The University of Utah has placed gymnastics head coach Tom Farden on paid administrative leave weeks after allegations of abuse were made by former gymnasts Kara Eaker and Kim Tessen.
The leave is effective immediately, according to ESPN. The university did not provide a specific reason for the decision to place Farden on leave.
“This action comes after recent conduct and actions by Coach Farden not related to student-athlete welfare, which simply do not align with our values and expectations,” the school said in a statement.
Associate head coach Carly Dockendorf, who has been with the team since 2018, will serve as interim head coach.
Eaker, who is a former member of the U.S. national team and two-time world champion, retired last month after two seasons at Utah. In an Instagram post, she described her time on the team, which included being a “victim of verbal and emotional abuse.” She says that she has been diagnosed with “severe anxiety and depression, anxiety induced insomnia,” and has experienced panic attacks, PTSD and night terrors, as well as suicidal thoughts.
In her post, she said the alleged abuse happened most often in individual meetings with an “overpowering coach,” though she did not give a name. She describes being “personally attacked, humiliated, degraded and yelled at to the point of tears in front of the whole team.”
Her attempts to report the abuse were “completely dismissed,” she said, with one administrator telling her that Eaker and the coach “just don’t get along.”
Tessen, who competed with the team from 2017 through 2020, shared similar experiences on social media. The program, she said, fostered an “abusive and toxic environment.” She, too, dealt with “crippling depression and anxiety” while on the team as well as “suicidal ideation.”
Farden, who was named co-head coach in 2016 and has been the program’s sole head coach since 2020, was the subject of and investigation into the team’s culture that concluded in September.

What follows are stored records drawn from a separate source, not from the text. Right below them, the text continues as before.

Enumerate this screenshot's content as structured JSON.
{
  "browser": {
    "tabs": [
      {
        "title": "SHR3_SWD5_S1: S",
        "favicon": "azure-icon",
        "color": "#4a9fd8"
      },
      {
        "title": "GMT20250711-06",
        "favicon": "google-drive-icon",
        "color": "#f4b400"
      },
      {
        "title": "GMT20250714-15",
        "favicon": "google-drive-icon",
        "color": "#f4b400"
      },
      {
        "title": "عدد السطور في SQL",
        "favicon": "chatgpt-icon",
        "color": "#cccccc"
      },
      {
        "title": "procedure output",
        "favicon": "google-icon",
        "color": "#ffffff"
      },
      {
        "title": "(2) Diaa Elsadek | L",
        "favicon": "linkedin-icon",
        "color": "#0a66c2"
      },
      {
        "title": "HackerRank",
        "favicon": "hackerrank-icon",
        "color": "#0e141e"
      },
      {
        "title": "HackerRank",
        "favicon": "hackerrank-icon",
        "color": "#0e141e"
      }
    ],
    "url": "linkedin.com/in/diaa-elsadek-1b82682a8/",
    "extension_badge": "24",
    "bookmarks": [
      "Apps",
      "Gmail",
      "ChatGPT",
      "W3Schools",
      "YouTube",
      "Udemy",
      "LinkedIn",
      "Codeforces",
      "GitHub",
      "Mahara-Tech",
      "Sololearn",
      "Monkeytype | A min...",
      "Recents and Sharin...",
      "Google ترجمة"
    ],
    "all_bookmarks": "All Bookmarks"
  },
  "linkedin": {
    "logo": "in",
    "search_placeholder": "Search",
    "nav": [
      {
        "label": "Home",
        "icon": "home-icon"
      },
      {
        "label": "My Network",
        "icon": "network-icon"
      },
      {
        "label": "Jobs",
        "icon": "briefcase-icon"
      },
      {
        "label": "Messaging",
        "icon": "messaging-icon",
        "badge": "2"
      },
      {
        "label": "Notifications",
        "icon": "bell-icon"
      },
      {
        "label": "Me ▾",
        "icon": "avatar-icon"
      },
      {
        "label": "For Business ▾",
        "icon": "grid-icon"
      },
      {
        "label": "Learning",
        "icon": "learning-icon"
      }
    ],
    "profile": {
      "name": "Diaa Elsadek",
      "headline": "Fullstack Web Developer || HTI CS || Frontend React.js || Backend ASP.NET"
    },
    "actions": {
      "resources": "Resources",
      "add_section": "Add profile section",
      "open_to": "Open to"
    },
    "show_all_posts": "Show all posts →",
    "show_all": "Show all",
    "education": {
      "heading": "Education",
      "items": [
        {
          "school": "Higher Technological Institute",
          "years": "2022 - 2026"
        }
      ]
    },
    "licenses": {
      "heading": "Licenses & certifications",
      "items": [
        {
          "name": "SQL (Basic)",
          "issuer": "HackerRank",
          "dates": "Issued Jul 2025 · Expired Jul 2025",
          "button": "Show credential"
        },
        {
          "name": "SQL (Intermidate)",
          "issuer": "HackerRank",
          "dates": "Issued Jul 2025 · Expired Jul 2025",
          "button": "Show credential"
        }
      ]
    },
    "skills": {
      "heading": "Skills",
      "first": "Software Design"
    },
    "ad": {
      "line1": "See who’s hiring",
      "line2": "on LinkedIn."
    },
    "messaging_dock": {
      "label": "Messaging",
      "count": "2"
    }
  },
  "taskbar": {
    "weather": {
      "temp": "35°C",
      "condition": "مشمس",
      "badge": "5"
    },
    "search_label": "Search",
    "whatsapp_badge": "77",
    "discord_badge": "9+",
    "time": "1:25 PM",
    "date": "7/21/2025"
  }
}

An outside law firm, Husch Blackwell, found that Farden “did not engage in any severe, pervasive or egregious acts of emotional or verbal abuse of student-athletes” and “did not engage in any acts of physical abuse, emotional abuse or harassment as defined by SafeSport Code.”
It was determined that Farden made a derogatory comment to a member of the team, but other incidents couldn’t “be independently corroborated” and were denied by the coach. He also “more likely than not threw a stopwatch and a cellular telephone in frustration in the presence of student-athletes,” but the investigation said that the behavior was “not repeated or severe.”
Eaker called the investigation “incomplete at best” in her social media post and said it lacked credibility.
“The report omits crucial evidence and information,” she said, “and the few descriptions used are inaccurate.”
“I’m speaking out for all of the women who can’t because they are mentally debilitated and paralyzed by fear,” she added. “I can no longer stand by while perpetrators are still allowed in sports and are causing young girls and women to suffer.”